INSTRUCTIONS TO FOLLOW:
Scan the records below and say how many lines include the word "children", giving no other text.

▼

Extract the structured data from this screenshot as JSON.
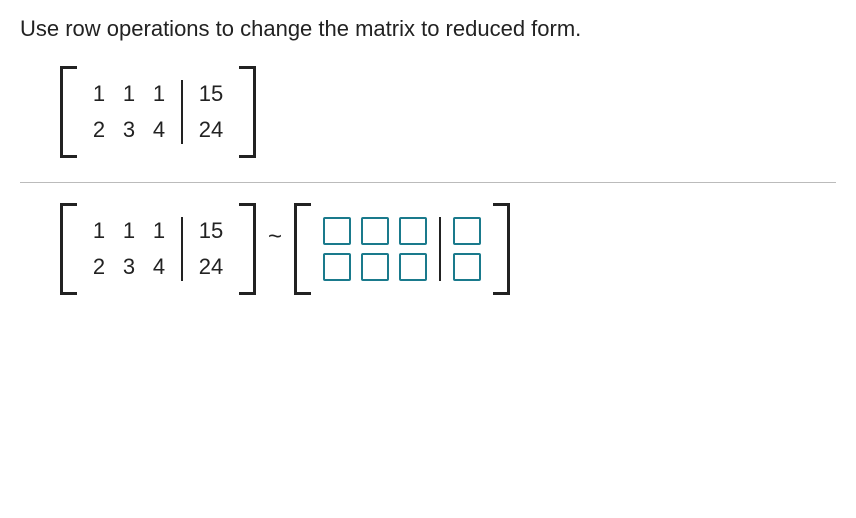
{
  "prompt": "Use row operations to change the matrix to reduced form.",
  "matrix_given": {
    "rows": [
      {
        "left": [
          "1",
          "1",
          "1"
        ],
        "right": "15"
      },
      {
        "left": [
          "2",
          "3",
          "4"
        ],
        "right": "24"
      }
    ]
  },
  "matrix_repeat": {
    "rows": [
      {
        "left": [
          "1",
          "1",
          "1"
        ],
        "right": "15"
      },
      {
        "left": [
          "2",
          "3",
          "4"
        ],
        "right": "24"
      }
    ]
  },
  "tilde": "~",
  "answer_grid": {
    "rows": 2,
    "left_cols": 3,
    "right_cols": 1
  }
}
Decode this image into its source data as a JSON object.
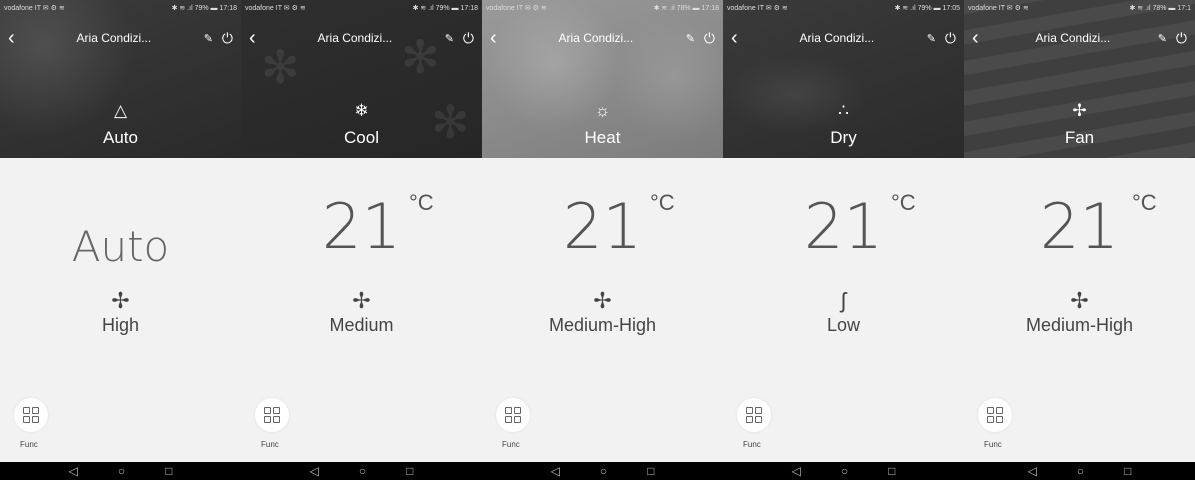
{
  "screens": [
    {
      "status_left": "vodafone IT ✉ ⚙ ≋",
      "status_right": "✱ ≋ .ıl 79% ▬ 17:18",
      "title": "Aria Condizi...",
      "mode_icon": "△",
      "mode_label": "Auto",
      "temperature": "Auto",
      "unit": "",
      "fan_icon": "✢",
      "fan_label": "High",
      "func_label": "Func"
    },
    {
      "status_left": "vodafone IT ✉ ⚙ ≋",
      "status_right": "✱ ≋ .ıl 79% ▬ 17:18",
      "title": "Aria Condizi...",
      "mode_icon": "❄",
      "mode_label": "Cool",
      "temperature": "21",
      "unit": "°C",
      "fan_icon": "✢",
      "fan_label": "Medium",
      "func_label": "Func"
    },
    {
      "status_left": "vodafone IT ✉ ⚙ ≋",
      "status_right": "✱ ≋ .ıl 78% ▬ 17:18",
      "title": "Aria Condizi...",
      "mode_icon": "☼",
      "mode_label": "Heat",
      "temperature": "21",
      "unit": "°C",
      "fan_icon": "✢",
      "fan_label": "Medium-High",
      "func_label": "Func"
    },
    {
      "status_left": "vodafone IT ✉ ⚙ ≋",
      "status_right": "✱ ≋ .ıl 79% ▬ 17:05",
      "title": "Aria Condizi...",
      "mode_icon": "∴",
      "mode_label": "Dry",
      "temperature": "21",
      "unit": "°C",
      "fan_icon": "ʃ",
      "fan_label": "Low",
      "func_label": "Func"
    },
    {
      "status_left": "vodafone IT ✉ ⚙ ≋",
      "status_right": "✱ ≋ .ıl 78% ▬ 17:1",
      "title": "Aria Condizi...",
      "mode_icon": "✢",
      "mode_label": "Fan",
      "temperature": "21",
      "unit": "°C",
      "fan_icon": "✢",
      "fan_label": "Medium-High",
      "func_label": "Func"
    }
  ],
  "nav": {
    "back": "◁",
    "home": "○",
    "recent": "□"
  },
  "icons": {
    "back": "chevron-left-icon",
    "edit": "pencil-icon",
    "power": "power-icon",
    "func": "grid-icon"
  }
}
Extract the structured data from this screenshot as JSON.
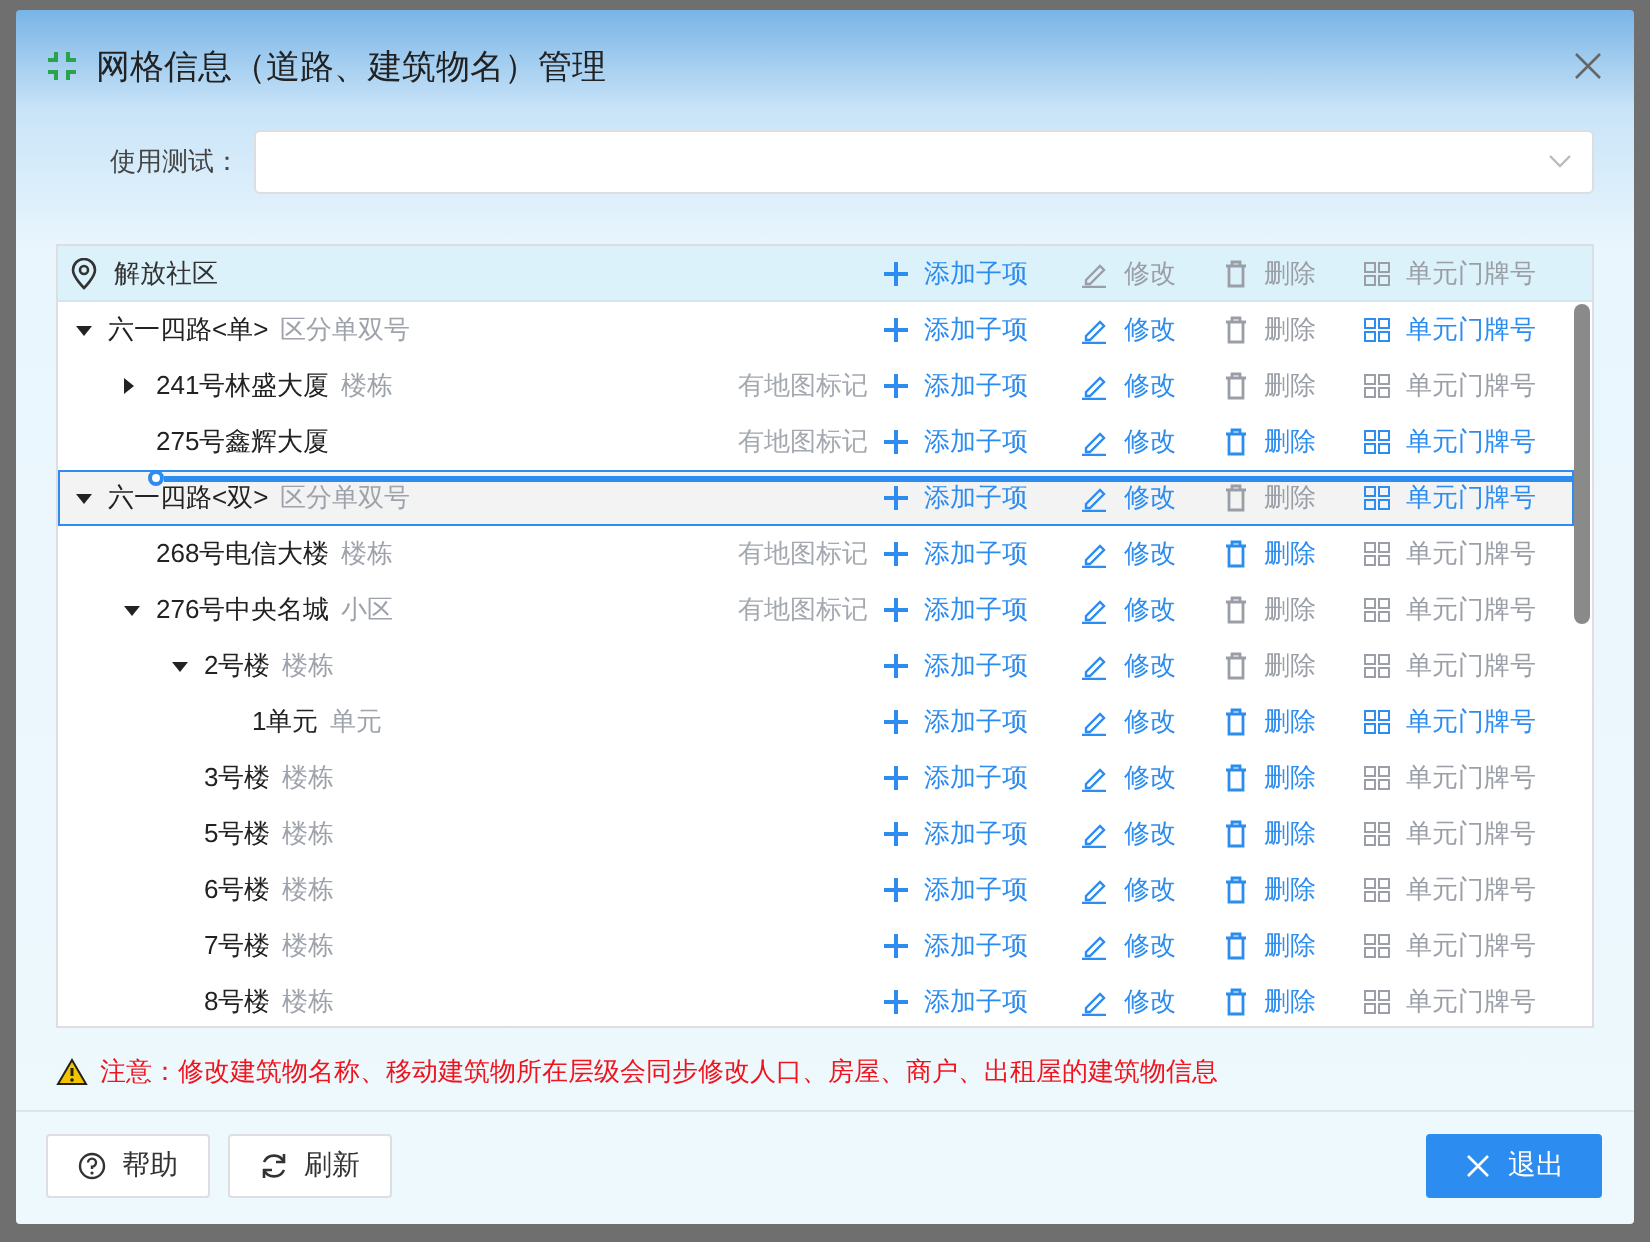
{
  "window": {
    "title": "网格信息（道路、建筑物名）管理"
  },
  "field": {
    "label": "使用测试："
  },
  "tree": {
    "root": {
      "name": "解放社区",
      "actions": [
        {
          "kind": "add",
          "label": "添加子项",
          "disabled": false
        },
        {
          "kind": "edit",
          "label": "修改",
          "disabled": true
        },
        {
          "kind": "delete",
          "label": "删除",
          "disabled": true
        },
        {
          "kind": "unit",
          "label": "单元门牌号",
          "disabled": true
        }
      ]
    },
    "rows": [
      {
        "name": "六一四路<单>",
        "type": "区分单双号",
        "expanded": true,
        "selected": false,
        "drop_target": false,
        "actions": [
          {
            "kind": "add",
            "label": "添加子项",
            "disabled": false
          },
          {
            "kind": "edit",
            "label": "修改",
            "disabled": false
          },
          {
            "kind": "delete",
            "label": "删除",
            "disabled": true
          },
          {
            "kind": "unit",
            "label": "单元门牌号",
            "disabled": false
          }
        ],
        "children": [
          {
            "name": "241号林盛大厦",
            "type": "楼栋",
            "map_mark": "有地图标记",
            "expanded": false,
            "selected": false,
            "drop_target": false,
            "actions": [
              {
                "kind": "add",
                "label": "添加子项",
                "disabled": false
              },
              {
                "kind": "edit",
                "label": "修改",
                "disabled": false
              },
              {
                "kind": "delete",
                "label": "删除",
                "disabled": true
              },
              {
                "kind": "unit",
                "label": "单元门牌号",
                "disabled": true
              }
            ]
          },
          {
            "name": "275号鑫辉大厦",
            "map_mark": "有地图标记",
            "selected": false,
            "drop_target": false,
            "actions": [
              {
                "kind": "add",
                "label": "添加子项",
                "disabled": false
              },
              {
                "kind": "edit",
                "label": "修改",
                "disabled": false
              },
              {
                "kind": "delete",
                "label": "删除",
                "disabled": false
              },
              {
                "kind": "unit",
                "label": "单元门牌号",
                "disabled": false
              }
            ]
          }
        ]
      },
      {
        "name": "六一四路<双>",
        "type": "区分单双号",
        "expanded": true,
        "selected": true,
        "drop_target": true,
        "actions": [
          {
            "kind": "add",
            "label": "添加子项",
            "disabled": false
          },
          {
            "kind": "edit",
            "label": "修改",
            "disabled": false
          },
          {
            "kind": "delete",
            "label": "删除",
            "disabled": true
          },
          {
            "kind": "unit",
            "label": "单元门牌号",
            "disabled": false
          }
        ],
        "children": [
          {
            "name": "268号电信大楼",
            "type": "楼栋",
            "map_mark": "有地图标记",
            "selected": false,
            "drop_target": false,
            "actions": [
              {
                "kind": "add",
                "label": "添加子项",
                "disabled": false
              },
              {
                "kind": "edit",
                "label": "修改",
                "disabled": false
              },
              {
                "kind": "delete",
                "label": "删除",
                "disabled": false
              },
              {
                "kind": "unit",
                "label": "单元门牌号",
                "disabled": true
              }
            ]
          },
          {
            "name": "276号中央名城",
            "type": "小区",
            "map_mark": "有地图标记",
            "expanded": true,
            "selected": false,
            "drop_target": false,
            "actions": [
              {
                "kind": "add",
                "label": "添加子项",
                "disabled": false
              },
              {
                "kind": "edit",
                "label": "修改",
                "disabled": false
              },
              {
                "kind": "delete",
                "label": "删除",
                "disabled": true
              },
              {
                "kind": "unit",
                "label": "单元门牌号",
                "disabled": true
              }
            ],
            "children": [
              {
                "name": "2号楼",
                "type": "楼栋",
                "expanded": true,
                "selected": false,
                "drop_target": false,
                "actions": [
                  {
                    "kind": "add",
                    "label": "添加子项",
                    "disabled": false
                  },
                  {
                    "kind": "edit",
                    "label": "修改",
                    "disabled": false
                  },
                  {
                    "kind": "delete",
                    "label": "删除",
                    "disabled": true
                  },
                  {
                    "kind": "unit",
                    "label": "单元门牌号",
                    "disabled": true
                  }
                ],
                "children": [
                  {
                    "name": "1单元",
                    "type": "单元",
                    "selected": false,
                    "drop_target": false,
                    "actions": [
                      {
                        "kind": "add",
                        "label": "添加子项",
                        "disabled": false
                      },
                      {
                        "kind": "edit",
                        "label": "修改",
                        "disabled": false
                      },
                      {
                        "kind": "delete",
                        "label": "删除",
                        "disabled": false
                      },
                      {
                        "kind": "unit",
                        "label": "单元门牌号",
                        "disabled": false
                      }
                    ]
                  }
                ]
              },
              {
                "name": "3号楼",
                "type": "楼栋",
                "selected": false,
                "drop_target": false,
                "actions": [
                  {
                    "kind": "add",
                    "label": "添加子项",
                    "disabled": false
                  },
                  {
                    "kind": "edit",
                    "label": "修改",
                    "disabled": false
                  },
                  {
                    "kind": "delete",
                    "label": "删除",
                    "disabled": false
                  },
                  {
                    "kind": "unit",
                    "label": "单元门牌号",
                    "disabled": true
                  }
                ]
              },
              {
                "name": "5号楼",
                "type": "楼栋",
                "selected": false,
                "drop_target": false,
                "actions": [
                  {
                    "kind": "add",
                    "label": "添加子项",
                    "disabled": false
                  },
                  {
                    "kind": "edit",
                    "label": "修改",
                    "disabled": false
                  },
                  {
                    "kind": "delete",
                    "label": "删除",
                    "disabled": false
                  },
                  {
                    "kind": "unit",
                    "label": "单元门牌号",
                    "disabled": true
                  }
                ]
              },
              {
                "name": "6号楼",
                "type": "楼栋",
                "selected": false,
                "drop_target": false,
                "actions": [
                  {
                    "kind": "add",
                    "label": "添加子项",
                    "disabled": false
                  },
                  {
                    "kind": "edit",
                    "label": "修改",
                    "disabled": false
                  },
                  {
                    "kind": "delete",
                    "label": "删除",
                    "disabled": false
                  },
                  {
                    "kind": "unit",
                    "label": "单元门牌号",
                    "disabled": true
                  }
                ]
              },
              {
                "name": "7号楼",
                "type": "楼栋",
                "selected": false,
                "drop_target": false,
                "actions": [
                  {
                    "kind": "add",
                    "label": "添加子项",
                    "disabled": false
                  },
                  {
                    "kind": "edit",
                    "label": "修改",
                    "disabled": false
                  },
                  {
                    "kind": "delete",
                    "label": "删除",
                    "disabled": false
                  },
                  {
                    "kind": "unit",
                    "label": "单元门牌号",
                    "disabled": true
                  }
                ]
              },
              {
                "name": "8号楼",
                "type": "楼栋",
                "selected": false,
                "drop_target": false,
                "actions": [
                  {
                    "kind": "add",
                    "label": "添加子项",
                    "disabled": false
                  },
                  {
                    "kind": "edit",
                    "label": "修改",
                    "disabled": false
                  },
                  {
                    "kind": "delete",
                    "label": "删除",
                    "disabled": false
                  },
                  {
                    "kind": "unit",
                    "label": "单元门牌号",
                    "disabled": true
                  }
                ]
              }
            ]
          }
        ]
      }
    ]
  },
  "warning": "注意：修改建筑物名称、移动建筑物所在层级会同步修改人口、房屋、商户、出租屋的建筑物信息",
  "buttons": [
    {
      "kind": "help",
      "label": "帮助"
    },
    {
      "kind": "refresh",
      "label": "刷新"
    },
    {
      "kind": "exit",
      "label": "退出"
    }
  ]
}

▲

ANSWER BELOW:
4